Bravo, too, for the fine new translation that they've commissioned from Lynn Marie Macy. The play straddles the line between heaving 18th century romance and a more modern suspense/thriller sensibility; so too does Macy's language artfully manage to feel accessible without being anachronistic and to wink at the excesses of Schiller's floridity without making fun of them. David Fuller's staging walks this fine line beautifully, as well, with the admittedly over-the-top machinations of von Walter and his allies and enemies all played in naturalistic style, while larger-than-life theatricality is reserved for the relatively minor characters of the Lord Chamberlain and the music master's wife, who function here almost as (much appreciated) comic relief.
Macy herself takes the role of Frau Miller, the would-be scheming wife plotting to give her daughter away to the most successful suitor she can find, not knowing that her interference is going to be the catalyst for the dire events that follow. Macy puts her just this side of harridan and shrew, with enough good intention to make us like her and a complete lack of self-awareness that almost makes us pity her folly. Jay Nickerson is her match and more as Herr Miller, a good man who loves his daughter above all else and wishes that her happiness and peace in the realm had not somehow gotten so inextricably bound together. Nickerson's bombast, reserved for his wife, is hilarious; his courageous and sentimental sides, seen by the others, are always vivid and believable.

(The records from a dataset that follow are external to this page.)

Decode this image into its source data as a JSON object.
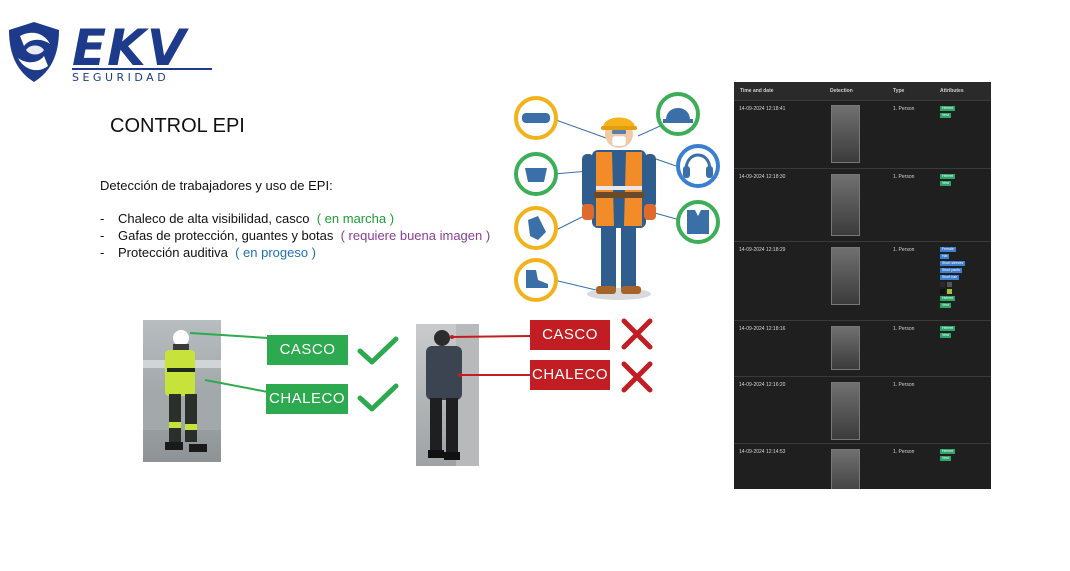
{
  "brand": {
    "name": "EKV",
    "tagline": "SEGURIDAD",
    "color": "#1d3b8a"
  },
  "title": "CONTROL EPI",
  "intro": "Detección de trabajadores y uso de EPI:",
  "features": [
    {
      "bullet": "-",
      "text": "Chaleco de alta visibilidad, casco",
      "status": "( en marcha )",
      "status_color": "#1f9d3c"
    },
    {
      "bullet": "-",
      "text": "Gafas de protección, guantes y botas",
      "status": "( requiere buena imagen )",
      "status_color": "#8a3d98"
    },
    {
      "bullet": "-",
      "text": "Protección auditiva",
      "status": "( en progeso )",
      "status_color": "#1f6fb8"
    }
  ],
  "ppe_icons": [
    "goggles-icon",
    "hard-hat-icon",
    "face-mask-icon",
    "ear-muffs-icon",
    "gloves-icon",
    "safety-vest-icon",
    "safety-boots-icon"
  ],
  "example_ok": {
    "helmet_label": "CASCO",
    "vest_label": "CHALECO",
    "status_icon": "check-icon",
    "color": "#2daa4f"
  },
  "example_fail": {
    "helmet_label": "CASCO",
    "vest_label": "CHALECO",
    "status_icon": "cross-icon",
    "color": "#c21d22"
  },
  "detection_table": {
    "columns": [
      "Time and date",
      "Detection",
      "Type",
      "Attributes"
    ],
    "rows": [
      {
        "time": "14-09-2024 12:18:41",
        "type": "1. Person",
        "attributes": [
          "Helmet",
          "Vest"
        ]
      },
      {
        "time": "14-09-2024 12:18:30",
        "type": "1. Person",
        "attributes": [
          "Helmet",
          "Vest"
        ]
      },
      {
        "time": "14-09-2024 12:18:29",
        "type": "1. Person",
        "tags": [
          "Female",
          "Hat",
          "Short sleeves",
          "Short pants",
          "Short hair"
        ],
        "attributes": [
          "Helmet",
          "Vest"
        ]
      },
      {
        "time": "14-09-2024 12:18:16",
        "type": "1. Person",
        "attributes": [
          "Helmet",
          "Vest"
        ]
      },
      {
        "time": "14-09-2024 12:16:20",
        "type": "1. Person",
        "attributes": []
      },
      {
        "time": "14-09-2024 12:14:53",
        "type": "1. Person",
        "attributes": [
          "Helmet",
          "Vest"
        ]
      }
    ]
  }
}
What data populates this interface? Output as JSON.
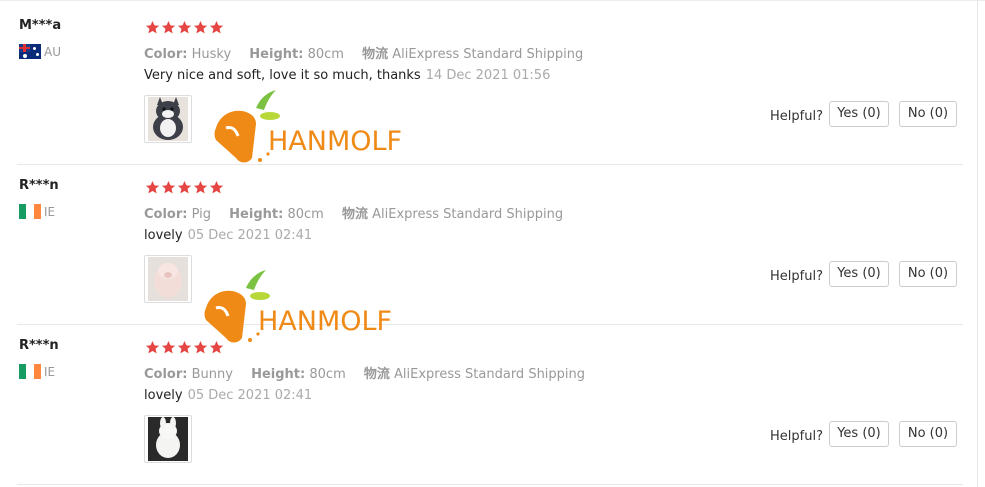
{
  "colors": {
    "star": "#e64545",
    "border": "#e8e8e8",
    "muted": "#999999",
    "watermark": "#f08a16"
  },
  "helpful_label": "Helpful?",
  "watermark_text": "HANMOLF",
  "reviews": [
    {
      "user": "M***a",
      "country": "AU",
      "flag": "australia-flag-icon",
      "rating": 5,
      "color_label": "Color:",
      "color": "Husky",
      "height_label": "Height:",
      "height": "80cm",
      "ship_label": "物流",
      "shipping": "AliExpress Standard Shipping",
      "text": "Very nice and soft, love it so much, thanks",
      "date": "14 Dec 2021 01:56",
      "yes": "Yes (0)",
      "no": "No (0)"
    },
    {
      "user": "R***n",
      "country": "IE",
      "flag": "ireland-flag-icon",
      "rating": 5,
      "color_label": "Color:",
      "color": "Pig",
      "height_label": "Height:",
      "height": "80cm",
      "ship_label": "物流",
      "shipping": "AliExpress Standard Shipping",
      "text": "lovely",
      "date": "05 Dec 2021 02:41",
      "yes": "Yes (0)",
      "no": "No (0)"
    },
    {
      "user": "R***n",
      "country": "IE",
      "flag": "ireland-flag-icon",
      "rating": 5,
      "color_label": "Color:",
      "color": "Bunny",
      "height_label": "Height:",
      "height": "80cm",
      "ship_label": "物流",
      "shipping": "AliExpress Standard Shipping",
      "text": "lovely",
      "date": "05 Dec 2021 02:41",
      "yes": "Yes (0)",
      "no": "No (0)"
    }
  ]
}
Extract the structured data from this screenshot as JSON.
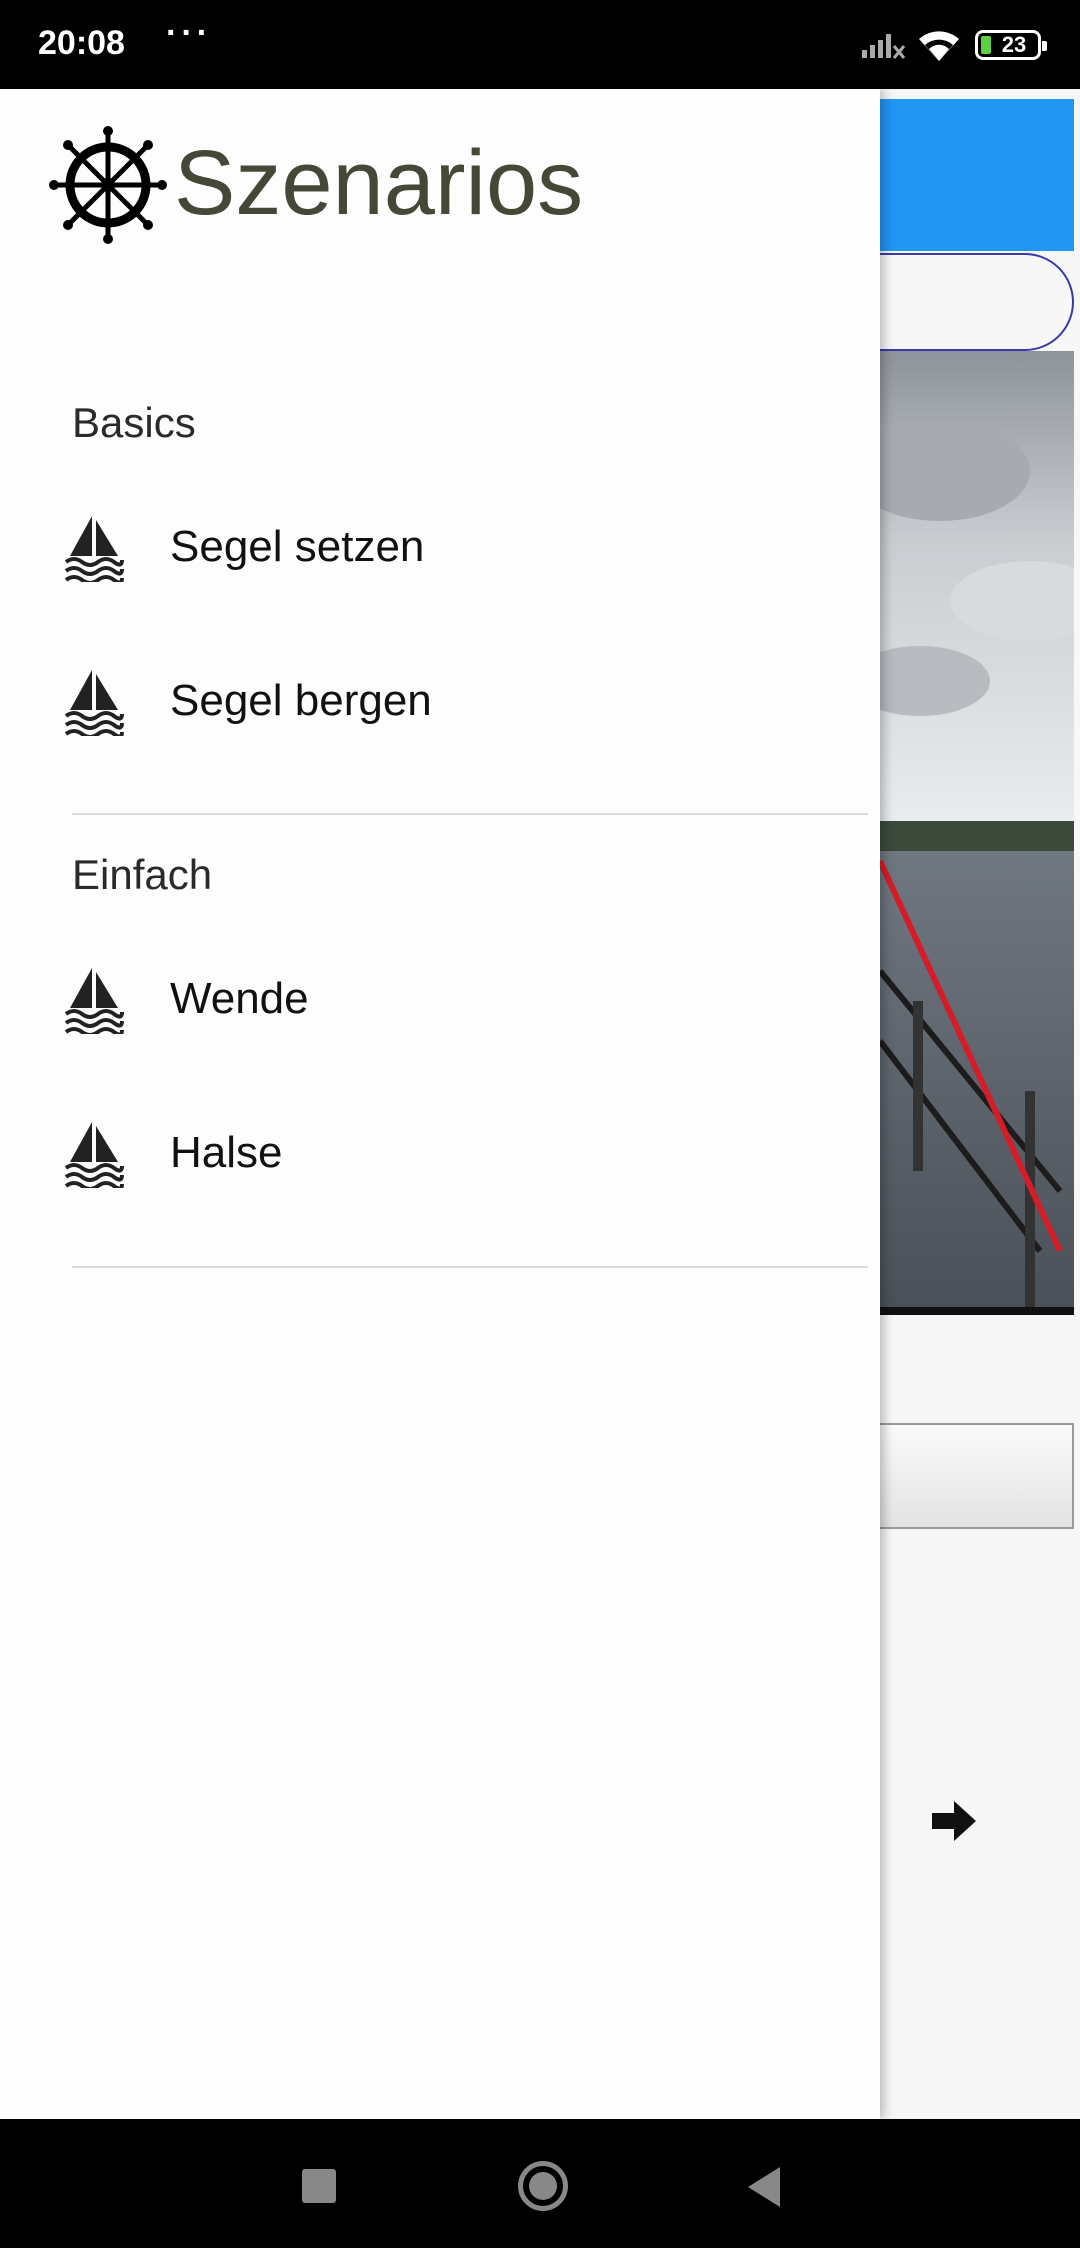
{
  "status_bar": {
    "time": "20:08",
    "overflow": "···",
    "battery_level": "23",
    "icons": [
      "signal-icon",
      "wifi-icon",
      "battery-icon"
    ]
  },
  "drawer": {
    "title": "Szenarios",
    "logo_icon": "ship-wheel-icon",
    "sections": [
      {
        "label": "Basics",
        "items": [
          {
            "label": "Segel setzen",
            "icon": "sailboat-icon"
          },
          {
            "label": "Segel bergen",
            "icon": "sailboat-icon"
          }
        ]
      },
      {
        "label": "Einfach",
        "items": [
          {
            "label": "Wende",
            "icon": "sailboat-icon"
          },
          {
            "label": "Halse",
            "icon": "sailboat-icon"
          }
        ]
      }
    ]
  },
  "background_app": {
    "accent_color": "#2196f3",
    "next_icon": "arrow-right-icon"
  },
  "nav_bar": {
    "buttons": [
      "recent-apps-icon",
      "home-icon",
      "back-icon"
    ]
  }
}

Cocteau vet Angus Hepburn has a field day as von Walter, never confusing unadulterated greed with evil and consequently showing us a very human villain, as comprehensible as he is reprehensible. Ralph Petrarca is appropriately slimy as von Walter's snake-like private secretary, the aptly named Herr Wurm; while David Ledoux is both funny and a little bit insidious as the foppish coward von Kalb, the Lord Chamberlain who becomes von Walter's unwilling accomplice and, later, victim. As the young couple at the center of the story, Chad A. Suitts and Natalie Ballesteros are suitably overwrought. Suitts is smartly earnest as the rebellious young Ferdinand. Ballesteros, cast a little against type as the virtuous heroine Louisa Miller, is best when the plot allows her to deal self-sufficiently with von Walter and his dastardly plots, less convincing when the script calls upon her to swoon and faint at fairly slight provocation.
The most interesting character of all, played here by Amanda Jones with great conviction and panache, is Lady Milford, the British harlot who has been the Prince's mistress and is cause of much of the trouble. Schiller gives her a most surprising arc to play, which I won't reveal here because it's the neatest thing in the play: Jones is excellent as a haughty woman whose perspective gets tempered by events that fly out of her control.
In the end, despite a running time that's longer than what's customary nowadays, Intrigue and Love proves entirely compelling: we become absorbed in what these people are thinking and doing, and we care how it all comes out—to the point, even, of leaning forward at the edges of our seats during the climactic scenes that cap the second and third acts. Why ask more than that from the drama?